(Extracted data entries)
[Start of section]

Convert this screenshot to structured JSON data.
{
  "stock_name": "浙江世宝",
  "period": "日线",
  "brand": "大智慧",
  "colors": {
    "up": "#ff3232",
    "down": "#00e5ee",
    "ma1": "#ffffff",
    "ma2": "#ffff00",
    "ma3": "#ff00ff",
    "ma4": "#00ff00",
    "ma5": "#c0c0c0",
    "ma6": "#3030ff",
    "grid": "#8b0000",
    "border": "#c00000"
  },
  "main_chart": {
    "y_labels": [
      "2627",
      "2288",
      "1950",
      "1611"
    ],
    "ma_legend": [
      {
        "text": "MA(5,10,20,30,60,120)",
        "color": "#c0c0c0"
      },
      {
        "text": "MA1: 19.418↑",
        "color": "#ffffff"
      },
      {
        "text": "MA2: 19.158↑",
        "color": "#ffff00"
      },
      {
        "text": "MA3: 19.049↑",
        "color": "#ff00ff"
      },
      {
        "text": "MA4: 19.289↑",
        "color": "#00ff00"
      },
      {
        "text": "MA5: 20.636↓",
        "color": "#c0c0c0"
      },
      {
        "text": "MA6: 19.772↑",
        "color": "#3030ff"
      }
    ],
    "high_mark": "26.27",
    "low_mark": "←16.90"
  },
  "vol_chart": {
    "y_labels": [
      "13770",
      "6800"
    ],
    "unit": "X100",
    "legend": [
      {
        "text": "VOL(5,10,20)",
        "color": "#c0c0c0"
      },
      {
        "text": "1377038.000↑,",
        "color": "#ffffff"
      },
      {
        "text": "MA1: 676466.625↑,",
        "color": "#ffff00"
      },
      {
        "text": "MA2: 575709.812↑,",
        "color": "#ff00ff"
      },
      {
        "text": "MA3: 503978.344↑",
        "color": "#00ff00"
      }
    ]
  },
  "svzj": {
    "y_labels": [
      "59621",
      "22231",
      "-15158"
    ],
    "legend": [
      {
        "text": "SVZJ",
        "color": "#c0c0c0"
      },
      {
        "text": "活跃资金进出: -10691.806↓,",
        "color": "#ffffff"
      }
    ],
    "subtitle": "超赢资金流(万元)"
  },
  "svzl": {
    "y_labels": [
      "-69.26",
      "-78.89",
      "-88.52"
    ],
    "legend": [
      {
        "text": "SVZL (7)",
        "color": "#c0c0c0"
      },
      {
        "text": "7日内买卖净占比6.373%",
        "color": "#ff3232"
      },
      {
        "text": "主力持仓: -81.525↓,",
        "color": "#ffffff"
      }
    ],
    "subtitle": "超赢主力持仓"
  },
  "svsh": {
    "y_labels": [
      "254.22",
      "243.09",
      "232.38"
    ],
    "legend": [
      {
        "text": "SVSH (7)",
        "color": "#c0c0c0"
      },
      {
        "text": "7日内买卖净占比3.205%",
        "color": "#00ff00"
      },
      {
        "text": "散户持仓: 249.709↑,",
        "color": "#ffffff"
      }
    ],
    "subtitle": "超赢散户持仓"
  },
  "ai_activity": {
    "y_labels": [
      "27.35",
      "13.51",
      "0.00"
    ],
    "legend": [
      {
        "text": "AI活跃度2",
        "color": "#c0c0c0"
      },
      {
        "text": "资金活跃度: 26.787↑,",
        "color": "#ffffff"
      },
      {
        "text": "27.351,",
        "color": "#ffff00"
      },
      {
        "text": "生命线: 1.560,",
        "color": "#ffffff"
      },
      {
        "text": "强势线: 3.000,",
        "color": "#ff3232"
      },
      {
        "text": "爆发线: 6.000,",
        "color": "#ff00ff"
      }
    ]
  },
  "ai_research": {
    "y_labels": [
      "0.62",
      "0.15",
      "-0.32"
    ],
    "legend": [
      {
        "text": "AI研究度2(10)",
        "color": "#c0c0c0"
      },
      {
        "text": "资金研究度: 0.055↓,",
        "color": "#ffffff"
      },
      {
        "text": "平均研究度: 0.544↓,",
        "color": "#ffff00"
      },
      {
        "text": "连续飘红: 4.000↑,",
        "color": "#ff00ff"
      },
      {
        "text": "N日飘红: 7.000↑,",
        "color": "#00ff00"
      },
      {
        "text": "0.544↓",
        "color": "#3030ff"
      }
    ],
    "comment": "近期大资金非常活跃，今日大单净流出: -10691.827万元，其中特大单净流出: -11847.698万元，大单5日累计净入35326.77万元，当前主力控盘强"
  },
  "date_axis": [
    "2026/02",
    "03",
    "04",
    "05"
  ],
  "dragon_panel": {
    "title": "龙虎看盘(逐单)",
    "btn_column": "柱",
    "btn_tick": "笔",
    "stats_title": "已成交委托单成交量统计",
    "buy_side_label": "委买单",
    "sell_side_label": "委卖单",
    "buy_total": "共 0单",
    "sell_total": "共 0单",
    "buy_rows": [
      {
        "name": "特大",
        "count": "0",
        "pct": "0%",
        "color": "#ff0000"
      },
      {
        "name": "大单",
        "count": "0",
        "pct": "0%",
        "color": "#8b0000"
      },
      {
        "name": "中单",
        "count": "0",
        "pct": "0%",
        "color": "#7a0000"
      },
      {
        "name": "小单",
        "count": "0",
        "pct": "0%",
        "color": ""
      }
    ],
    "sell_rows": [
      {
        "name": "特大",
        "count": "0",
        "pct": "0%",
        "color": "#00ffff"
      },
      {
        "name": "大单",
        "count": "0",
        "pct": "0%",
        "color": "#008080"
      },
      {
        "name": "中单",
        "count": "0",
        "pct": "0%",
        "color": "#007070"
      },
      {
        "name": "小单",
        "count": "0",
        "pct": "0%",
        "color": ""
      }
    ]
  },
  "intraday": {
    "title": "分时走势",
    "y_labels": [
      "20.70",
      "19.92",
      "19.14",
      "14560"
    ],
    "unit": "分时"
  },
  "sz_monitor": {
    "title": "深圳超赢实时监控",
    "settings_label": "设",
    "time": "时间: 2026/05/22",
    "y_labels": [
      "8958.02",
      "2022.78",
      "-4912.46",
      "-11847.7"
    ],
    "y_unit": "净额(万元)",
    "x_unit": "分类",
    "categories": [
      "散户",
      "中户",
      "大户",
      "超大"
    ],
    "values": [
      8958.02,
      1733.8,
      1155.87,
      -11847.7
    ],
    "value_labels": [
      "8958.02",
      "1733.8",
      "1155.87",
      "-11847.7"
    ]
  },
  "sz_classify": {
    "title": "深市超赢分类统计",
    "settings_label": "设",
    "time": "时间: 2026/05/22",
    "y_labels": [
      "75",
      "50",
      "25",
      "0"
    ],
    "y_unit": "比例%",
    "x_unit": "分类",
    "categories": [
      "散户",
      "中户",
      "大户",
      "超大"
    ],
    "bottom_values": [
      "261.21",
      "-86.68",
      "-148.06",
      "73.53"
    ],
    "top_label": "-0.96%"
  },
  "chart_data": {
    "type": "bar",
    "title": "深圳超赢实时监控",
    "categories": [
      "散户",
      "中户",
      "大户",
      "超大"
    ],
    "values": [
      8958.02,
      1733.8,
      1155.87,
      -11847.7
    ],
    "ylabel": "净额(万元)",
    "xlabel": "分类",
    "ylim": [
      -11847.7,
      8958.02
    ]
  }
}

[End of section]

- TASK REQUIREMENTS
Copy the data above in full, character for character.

- WRITTEN RESPONSE
Convert this screenshot to structured JSON data.
{
  "stock_name": "浙江世宝",
  "period": "日线",
  "brand": "大智慧",
  "colors": {
    "up": "#ff3232",
    "down": "#00e5ee",
    "ma1": "#ffffff",
    "ma2": "#ffff00",
    "ma3": "#ff00ff",
    "ma4": "#00ff00",
    "ma5": "#c0c0c0",
    "ma6": "#3030ff",
    "grid": "#8b0000",
    "border": "#c00000"
  },
  "main_chart": {
    "y_labels": [
      "2627",
      "2288",
      "1950",
      "1611"
    ],
    "ma_legend": [
      {
        "text": "MA(5,10,20,30,60,120)",
        "color": "#c0c0c0"
      },
      {
        "text": "MA1: 19.418↑",
        "color": "#ffffff"
      },
      {
        "text": "MA2: 19.158↑",
        "color": "#ffff00"
      },
      {
        "text": "MA3: 19.049↑",
        "color": "#ff00ff"
      },
      {
        "text": "MA4: 19.289↑",
        "color": "#00ff00"
      },
      {
        "text": "MA5: 20.636↓",
        "color": "#c0c0c0"
      },
      {
        "text": "MA6: 19.772↑",
        "color": "#3030ff"
      }
    ],
    "high_mark": "26.27",
    "low_mark": "←16.90"
  },
  "vol_chart": {
    "y_labels": [
      "13770",
      "6800"
    ],
    "unit": "X100",
    "legend": [
      {
        "text": "VOL(5,10,20)",
        "color": "#c0c0c0"
      },
      {
        "text": "1377038.000↑,",
        "color": "#ffffff"
      },
      {
        "text": "MA1: 676466.625↑,",
        "color": "#ffff00"
      },
      {
        "text": "MA2: 575709.812↑,",
        "color": "#ff00ff"
      },
      {
        "text": "MA3: 503978.344↑",
        "color": "#00ff00"
      }
    ]
  },
  "svzj": {
    "y_labels": [
      "59621",
      "22231",
      "-15158"
    ],
    "legend": [
      {
        "text": "SVZJ",
        "color": "#c0c0c0"
      },
      {
        "text": "活跃资金进出: -10691.806↓,",
        "color": "#ffffff"
      }
    ],
    "subtitle": "超赢资金流(万元)"
  },
  "svzl": {
    "y_labels": [
      "-69.26",
      "-78.89",
      "-88.52"
    ],
    "legend": [
      {
        "text": "SVZL (7)",
        "color": "#c0c0c0"
      },
      {
        "text": "7日内买卖净占比6.373%",
        "color": "#ff3232"
      },
      {
        "text": "主力持仓: -81.525↓,",
        "color": "#ffffff"
      }
    ],
    "subtitle": "超赢主力持仓"
  },
  "svsh": {
    "y_labels": [
      "254.22",
      "243.09",
      "232.38"
    ],
    "legend": [
      {
        "text": "SVSH (7)",
        "color": "#c0c0c0"
      },
      {
        "text": "7日内买卖净占比3.205%",
        "color": "#00ff00"
      },
      {
        "text": "散户持仓: 249.709↑,",
        "color": "#ffffff"
      }
    ],
    "subtitle": "超赢散户持仓"
  },
  "ai_activity": {
    "y_labels": [
      "27.35",
      "13.51",
      "0.00"
    ],
    "legend": [
      {
        "text": "AI活跃度2",
        "color": "#c0c0c0"
      },
      {
        "text": "资金活跃度: 26.787↑,",
        "color": "#ffffff"
      },
      {
        "text": "27.351,",
        "color": "#ffff00"
      },
      {
        "text": "生命线: 1.560,",
        "color": "#ffffff"
      },
      {
        "text": "强势线: 3.000,",
        "color": "#ff3232"
      },
      {
        "text": "爆发线: 6.000,",
        "color": "#ff00ff"
      }
    ]
  },
  "ai_research": {
    "y_labels": [
      "0.62",
      "0.15",
      "-0.32"
    ],
    "legend": [
      {
        "text": "AI研究度2(10)",
        "color": "#c0c0c0"
      },
      {
        "text": "资金研究度: 0.055↓,",
        "color": "#ffffff"
      },
      {
        "text": "平均研究度: 0.544↓,",
        "color": "#ffff00"
      },
      {
        "text": "连续飘红: 4.000↑,",
        "color": "#ff00ff"
      },
      {
        "text": "N日飘红: 7.000↑,",
        "color": "#00ff00"
      },
      {
        "text": "0.544↓",
        "color": "#3030ff"
      }
    ],
    "comment": "近期大资金非常活跃，今日大单净流出: -10691.827万元，其中特大单净流出: -11847.698万元，大单5日累计净入35326.77万元，当前主力控盘强"
  },
  "date_axis": [
    "2026/02",
    "03",
    "04",
    "05"
  ],
  "dragon_panel": {
    "title": "龙虎看盘(逐单)",
    "btn_column": "柱",
    "btn_tick": "笔",
    "stats_title": "已成交委托单成交量统计",
    "buy_side_label": "委买单",
    "sell_side_label": "委卖单",
    "buy_total": "共 0单",
    "sell_total": "共 0单",
    "buy_rows": [
      {
        "name": "特大",
        "count": "0",
        "pct": "0%",
        "color": "#ff0000"
      },
      {
        "name": "大单",
        "count": "0",
        "pct": "0%",
        "color": "#8b0000"
      },
      {
        "name": "中单",
        "count": "0",
        "pct": "0%",
        "color": "#7a0000"
      },
      {
        "name": "小单",
        "count": "0",
        "pct": "0%",
        "color": ""
      }
    ],
    "sell_rows": [
      {
        "name": "特大",
        "count": "0",
        "pct": "0%",
        "color": "#00ffff"
      },
      {
        "name": "大单",
        "count": "0",
        "pct": "0%",
        "color": "#008080"
      },
      {
        "name": "中单",
        "count": "0",
        "pct": "0%",
        "color": "#007070"
      },
      {
        "name": "小单",
        "count": "0",
        "pct": "0%",
        "color": ""
      }
    ]
  },
  "intraday": {
    "title": "分时走势",
    "y_labels": [
      "20.70",
      "19.92",
      "19.14",
      "14560"
    ],
    "unit": "分时"
  },
  "sz_monitor": {
    "title": "深圳超赢实时监控",
    "settings_label": "设",
    "time": "时间: 2026/05/22",
    "y_labels": [
      "8958.02",
      "2022.78",
      "-4912.46",
      "-11847.7"
    ],
    "y_unit": "净额(万元)",
    "x_unit": "分类",
    "categories": [
      "散户",
      "中户",
      "大户",
      "超大"
    ],
    "values": [
      8958.02,
      1733.8,
      1155.87,
      -11847.7
    ],
    "value_labels": [
      "8958.02",
      "1733.8",
      "1155.87",
      "-11847.7"
    ]
  },
  "sz_classify": {
    "title": "深市超赢分类统计",
    "settings_label": "设",
    "time": "时间: 2026/05/22",
    "y_labels": [
      "75",
      "50",
      "25",
      "0"
    ],
    "y_unit": "比例%",
    "x_unit": "分类",
    "categories": [
      "散户",
      "中户",
      "大户",
      "超大"
    ],
    "bottom_values": [
      "261.21",
      "-86.68",
      "-148.06",
      "73.53"
    ],
    "top_label": "-0.96%"
  },
  "chart_data": {
    "type": "bar",
    "title": "深圳超赢实时监控",
    "categories": [
      "散户",
      "中户",
      "大户",
      "超大"
    ],
    "values": [
      8958.02,
      1733.8,
      1155.87,
      -11847.7
    ],
    "ylabel": "净额(万元)",
    "xlabel": "分类",
    "ylim": [
      -11847.7,
      8958.02
    ]
  }
}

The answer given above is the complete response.